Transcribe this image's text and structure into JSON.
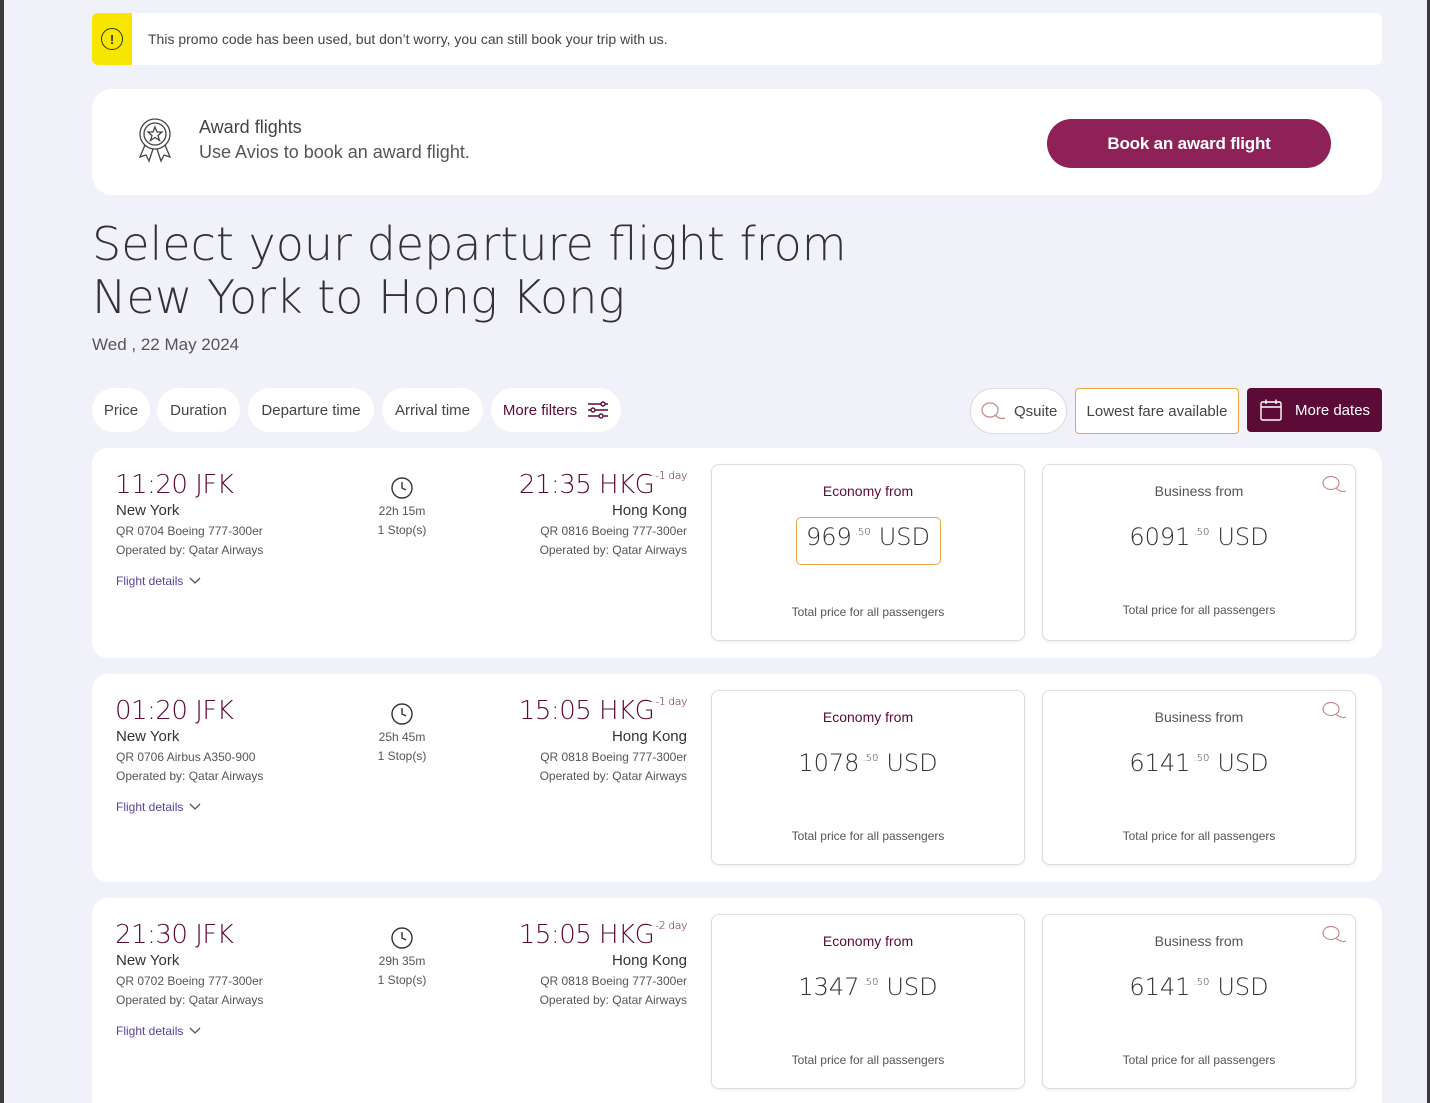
{
  "promo": {
    "icon": "exclamation-icon",
    "text": "This promo code has been used, but don’t worry, you can still book your trip with us."
  },
  "award": {
    "icon": "award-ribbon-icon",
    "title": "Award flights",
    "subtitle": "Use Avios to book an award flight.",
    "button": "Book an award flight"
  },
  "heading": {
    "line1": "Select your departure flight from",
    "line2": "New York to Hong Kong",
    "date": "Wed , 22 May 2024"
  },
  "filters": {
    "price": "Price",
    "duration": "Duration",
    "departure_time": "Departure time",
    "arrival_time": "Arrival time",
    "more_filters": "More filters",
    "qsuite": "Qsuite",
    "lowest_fare": "Lowest fare available",
    "more_dates": "More dates"
  },
  "colors": {
    "brand": "#5c0a36",
    "button": "#8e2157",
    "highlight": "#e5a642",
    "warning": "#f6e600"
  },
  "flights": [
    {
      "dep_time": "11:20 JFK",
      "dep_city": "New York",
      "dep_flight": "QR 0704 Boeing 777-300er",
      "dep_operator": "Operated by: Qatar Airways",
      "duration": "22h 15m",
      "stops": "1 Stop(s)",
      "arr_time": "21:35 HKG",
      "arr_offset": "-1 day",
      "arr_city": "Hong Kong",
      "arr_flight": "QR 0816 Boeing 777-300er",
      "arr_operator": "Operated by: Qatar Airways",
      "details": "Flight details",
      "economy_label": "Economy from",
      "economy_price": "969",
      "economy_cents": ".50",
      "economy_currency": "USD",
      "economy_note": "Total price for all passengers",
      "business_label": "Business from",
      "business_price": "6091",
      "business_cents": ".50",
      "business_currency": "USD",
      "business_note": "Total price for all passengers"
    },
    {
      "dep_time": "01:20 JFK",
      "dep_city": "New York",
      "dep_flight": "QR 0706 Airbus A350-900",
      "dep_operator": "Operated by: Qatar Airways",
      "duration": "25h 45m",
      "stops": "1 Stop(s)",
      "arr_time": "15:05 HKG",
      "arr_offset": "-1 day",
      "arr_city": "Hong Kong",
      "arr_flight": "QR 0818 Boeing 777-300er",
      "arr_operator": "Operated by: Qatar Airways",
      "details": "Flight details",
      "economy_label": "Economy from",
      "economy_price": "1078",
      "economy_cents": ".50",
      "economy_currency": "USD",
      "economy_note": "Total price for all passengers",
      "business_label": "Business from",
      "business_price": "6141",
      "business_cents": ".50",
      "business_currency": "USD",
      "business_note": "Total price for all passengers"
    },
    {
      "dep_time": "21:30 JFK",
      "dep_city": "New York",
      "dep_flight": "QR 0702 Boeing 777-300er",
      "dep_operator": "Operated by: Qatar Airways",
      "duration": "29h 35m",
      "stops": "1 Stop(s)",
      "arr_time": "15:05 HKG",
      "arr_offset": "-2 day",
      "arr_city": "Hong Kong",
      "arr_flight": "QR 0818 Boeing 777-300er",
      "arr_operator": "Operated by: Qatar Airways",
      "details": "Flight details",
      "economy_label": "Economy from",
      "economy_price": "1347",
      "economy_cents": ".50",
      "economy_currency": "USD",
      "economy_note": "Total price for all passengers",
      "business_label": "Business from",
      "business_price": "6141",
      "business_cents": ".50",
      "business_currency": "USD",
      "business_note": "Total price for all passengers"
    }
  ]
}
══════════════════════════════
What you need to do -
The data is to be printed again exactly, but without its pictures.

Solution to this exercise -
Transcribe this image's text and structure into JSON.
{
  "promo": {
    "icon": "exclamation-icon",
    "text": "This promo code has been used, but don’t worry, you can still book your trip with us."
  },
  "award": {
    "icon": "award-ribbon-icon",
    "title": "Award flights",
    "subtitle": "Use Avios to book an award flight.",
    "button": "Book an award flight"
  },
  "heading": {
    "line1": "Select your departure flight from",
    "line2": "New York to Hong Kong",
    "date": "Wed , 22 May 2024"
  },
  "filters": {
    "price": "Price",
    "duration": "Duration",
    "departure_time": "Departure time",
    "arrival_time": "Arrival time",
    "more_filters": "More filters",
    "qsuite": "Qsuite",
    "lowest_fare": "Lowest fare available",
    "more_dates": "More dates"
  },
  "colors": {
    "brand": "#5c0a36",
    "button": "#8e2157",
    "highlight": "#e5a642",
    "warning": "#f6e600"
  },
  "flights": [
    {
      "dep_time": "11:20 JFK",
      "dep_city": "New York",
      "dep_flight": "QR 0704 Boeing 777-300er",
      "dep_operator": "Operated by: Qatar Airways",
      "duration": "22h 15m",
      "stops": "1 Stop(s)",
      "arr_time": "21:35 HKG",
      "arr_offset": "-1 day",
      "arr_city": "Hong Kong",
      "arr_flight": "QR 0816 Boeing 777-300er",
      "arr_operator": "Operated by: Qatar Airways",
      "details": "Flight details",
      "economy_label": "Economy from",
      "economy_price": "969",
      "economy_cents": ".50",
      "economy_currency": "USD",
      "economy_note": "Total price for all passengers",
      "business_label": "Business from",
      "business_price": "6091",
      "business_cents": ".50",
      "business_currency": "USD",
      "business_note": "Total price for all passengers"
    },
    {
      "dep_time": "01:20 JFK",
      "dep_city": "New York",
      "dep_flight": "QR 0706 Airbus A350-900",
      "dep_operator": "Operated by: Qatar Airways",
      "duration": "25h 45m",
      "stops": "1 Stop(s)",
      "arr_time": "15:05 HKG",
      "arr_offset": "-1 day",
      "arr_city": "Hong Kong",
      "arr_flight": "QR 0818 Boeing 777-300er",
      "arr_operator": "Operated by: Qatar Airways",
      "details": "Flight details",
      "economy_label": "Economy from",
      "economy_price": "1078",
      "economy_cents": ".50",
      "economy_currency": "USD",
      "economy_note": "Total price for all passengers",
      "business_label": "Business from",
      "business_price": "6141",
      "business_cents": ".50",
      "business_currency": "USD",
      "business_note": "Total price for all passengers"
    },
    {
      "dep_time": "21:30 JFK",
      "dep_city": "New York",
      "dep_flight": "QR 0702 Boeing 777-300er",
      "dep_operator": "Operated by: Qatar Airways",
      "duration": "29h 35m",
      "stops": "1 Stop(s)",
      "arr_time": "15:05 HKG",
      "arr_offset": "-2 day",
      "arr_city": "Hong Kong",
      "arr_flight": "QR 0818 Boeing 777-300er",
      "arr_operator": "Operated by: Qatar Airways",
      "details": "Flight details",
      "economy_label": "Economy from",
      "economy_price": "1347",
      "economy_cents": ".50",
      "economy_currency": "USD",
      "economy_note": "Total price for all passengers",
      "business_label": "Business from",
      "business_price": "6141",
      "business_cents": ".50",
      "business_currency": "USD",
      "business_note": "Total price for all passengers"
    }
  ]
}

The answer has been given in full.